Sullivan has always advocated for accommodation for the varied needs of people with disabilities in housing and transit and the workplace. “I am pleased that our Honourable Speaker has implemented every request I made. I have been in the ancient elevator to get to the Legislative Library several times. It is an experience that I do not look forward to. I truly wonder if the old elevator will make it all the way. I am a heavy user of the Legislative Library and I was thrilled when I learned that the Honourable Speaker had committed to building a ramp. It is a very difficult physical layout and the beautiful workmanship of the stairs made it a real challenge. The implementation was of the finest quality that respected the wonderful heritage aspects of the building.”
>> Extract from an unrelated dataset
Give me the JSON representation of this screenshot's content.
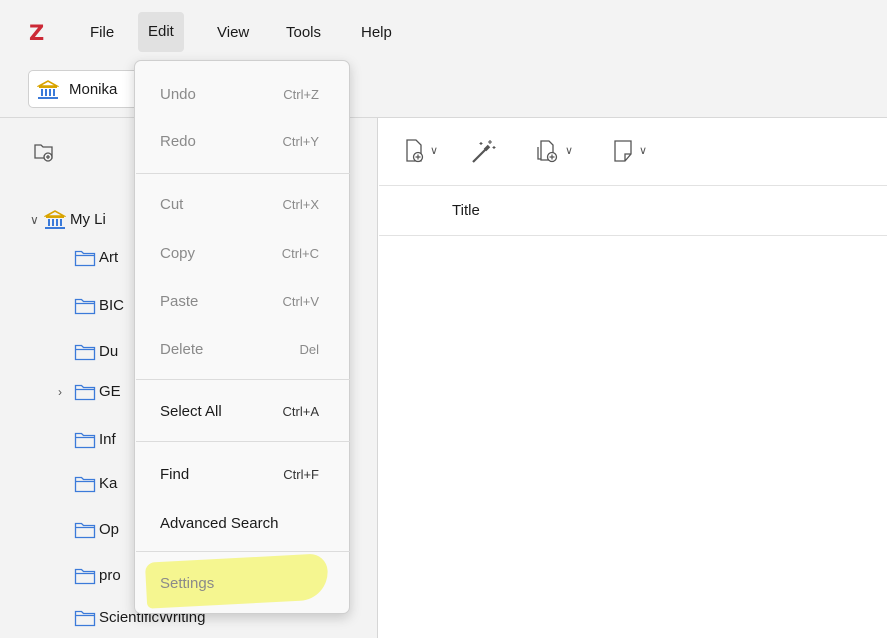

MLA Michelle Stilwell acknowledges that the building itself, both in age and heritage value, brings additional challenges. “I would say that on a daily basis, my biggest frustration is the doors. Whether they lead into an office or a meeting room, they are very heavy and most do not have lever handles on them for easy access. As a quadriplegic my hand function is limited.”
Work is underway, says Speaker Reid, to modify all existing doors to include electronic door openers.
The access ramp to the first floor of the library is also much valued by MLA Stilwell. “The library ramp not only allows me access to the information available but it enables me to attend functions, announcements and hold meetings. Being able to come and go as I please without assistance from others is critical to my ability to do my job to the best of my ability.”
Stilwell says the People’s House should be accessible to all British Columbians no matter their ability, age, race or gender. “Every change made has been a step forward to making that possible.”
According to Speaker Reid, the inclusivity of the Parliament Buildings represents the heart of British Columbia. “I want my tenure as Speaker to be characterized by ever-increasing levels of accessibility in the People’s House, so that all British Columbians feel included.”

Hansen also recognizes the value of high levels of accessibility, explaining how it will enable kids with disabilities to visit the People’s House with their schools, and that someone with a disability can be considered for a job at one of the Parliament Buildings.

Indeed, that inclusivity is what we stand for, says Hansen: “Being open and accessible and inclusive so no one is left behind.”